Action item → Whenever the word "heading" appears in a line of the data below, copy that line.

[Dataset rows for apps and sites]
-------
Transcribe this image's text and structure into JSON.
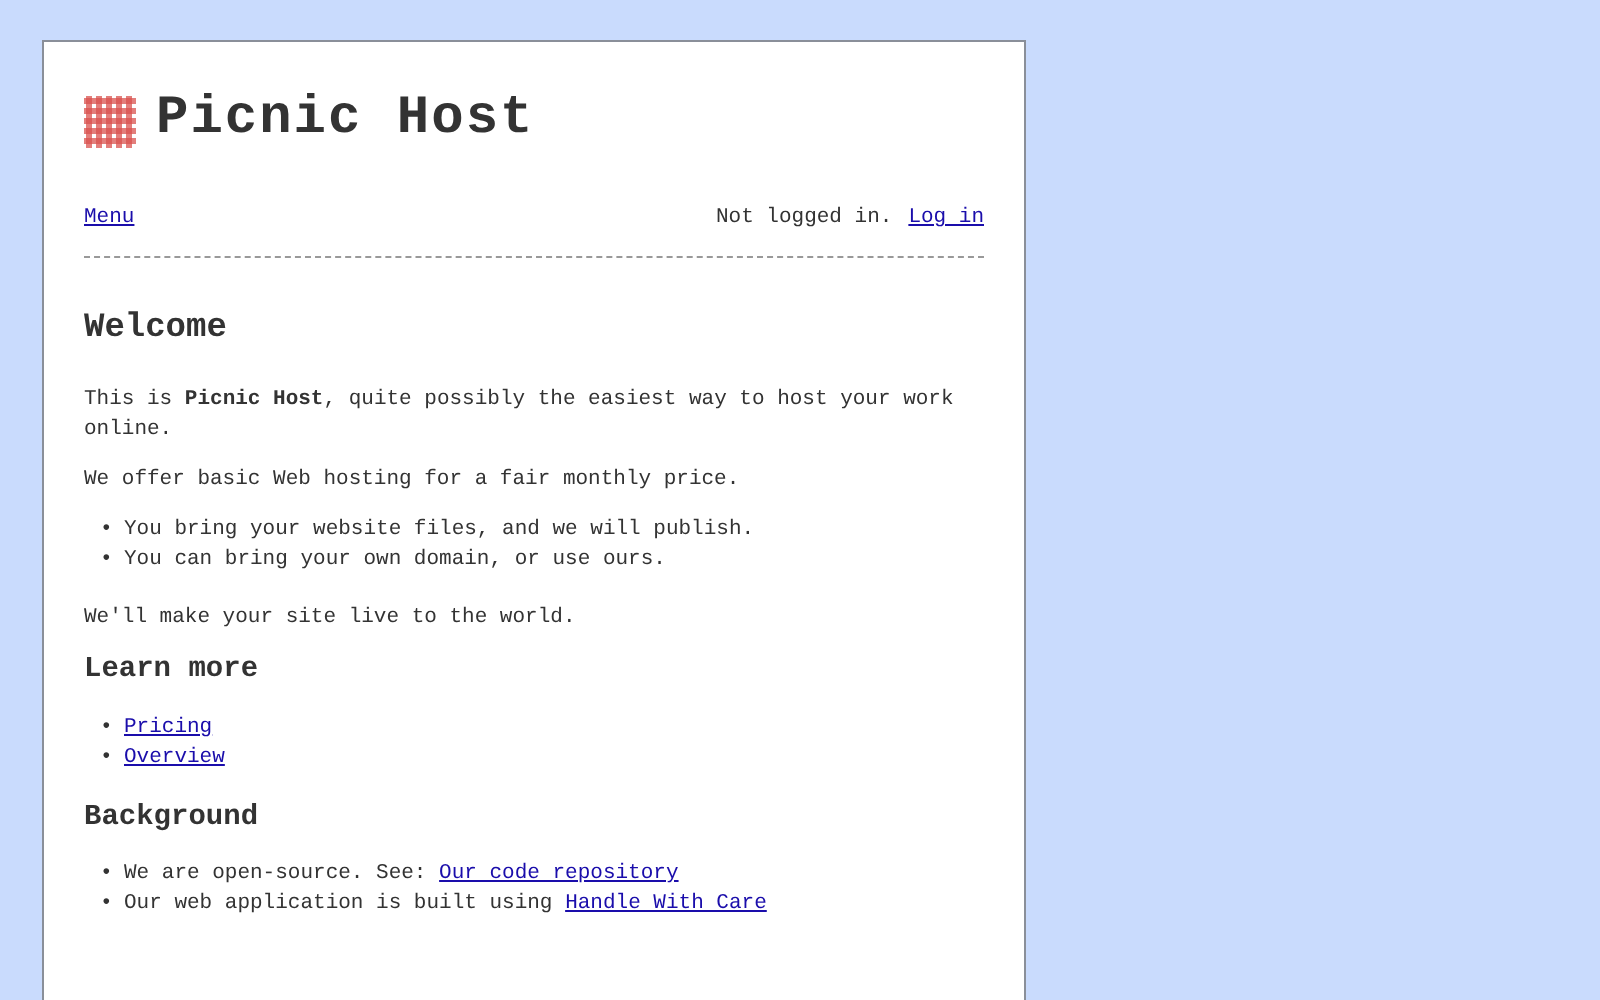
{
  "site": {
    "title": "Picnic Host"
  },
  "nav": {
    "menu_link": "Menu",
    "status": "Not logged in.",
    "login_link": "Log in"
  },
  "sections": [
    {
      "heading": "Welcome",
      "paragraphs_before": [
        "This is **Picnic Host**, quite possibly the easiest way to host your work online.",
        "We offer basic Web hosting for a fair monthly price."
      ],
      "items": [
        {
          "bullet": "•",
          "text": "You bring your website files, and we will publish."
        },
        {
          "bullet": "•",
          "text": "You can bring your own domain, or use ours."
        }
      ],
      "paragraphs_after": [
        "We'll make your site live to the world."
      ]
    },
    {
      "heading": "Learn more",
      "items": [
        {
          "bullet": "•",
          "link": "Pricing"
        },
        {
          "bullet": "•",
          "link": "Overview"
        }
      ]
    },
    {
      "heading": "Background",
      "items": [
        {
          "bullet": "•",
          "text": "We are open-source. See:",
          "link": "Our code repository"
        },
        {
          "bullet": "•",
          "text": "Our web application is built using",
          "link": "Handle With Care"
        }
      ]
    }
  ]
}
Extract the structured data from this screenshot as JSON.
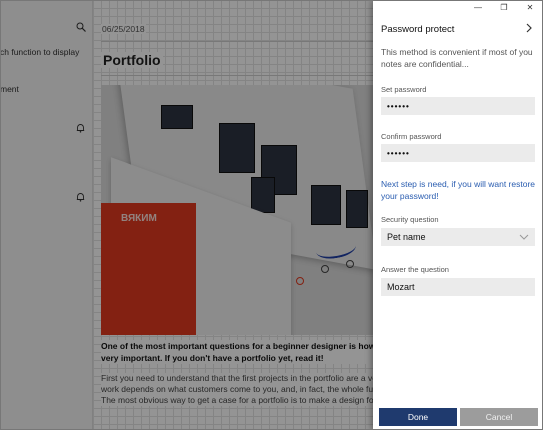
{
  "window": {
    "minimize_glyph": "—",
    "maximize_glyph": "❐",
    "close_glyph": "✕"
  },
  "sidebar": {
    "search_icon": "search-icon",
    "text_line1": "ch function to display",
    "text_line2": "ment",
    "bell_icon": "bell-icon"
  },
  "note": {
    "date": "06/25/2018",
    "title": "Portfolio",
    "image_red_text": "ВЯКИМ",
    "bold_line1": "One of the most important questions for a beginner designer is how to fill yo",
    "bold_line2": "very important. If you don't have a portfolio yet, read it!",
    "body_line1": "First you need to understand that the first projects in the portfolio are a very, ve",
    "body_line2": "work depends on what customers come to you, and, in fact, the whole further p",
    "body_line3": "The most obvious way to get a case for a portfolio is to make a design for your"
  },
  "panel": {
    "title": "Password protect",
    "description": "This method is convenient if most of you notes are confidential...",
    "set_password_label": "Set password",
    "set_password_value": "••••••",
    "confirm_password_label": "Confirm password",
    "confirm_password_value": "••••••",
    "hint": "Next step is need, if you will want restore your password!",
    "security_question_label": "Security question",
    "security_question_value": "Pet name",
    "answer_label": "Answer the question",
    "answer_value": "Mozart",
    "done_label": "Done",
    "cancel_label": "Cancel"
  },
  "colors": {
    "accent": "#1f3a6e",
    "link": "#2a5db0",
    "cancel": "#9c9c9c",
    "image_red": "#e2391f"
  }
}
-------
Answer to this exercise →
      "heading": "Welcome",
      "heading": "Learn more",
      "heading": "Background",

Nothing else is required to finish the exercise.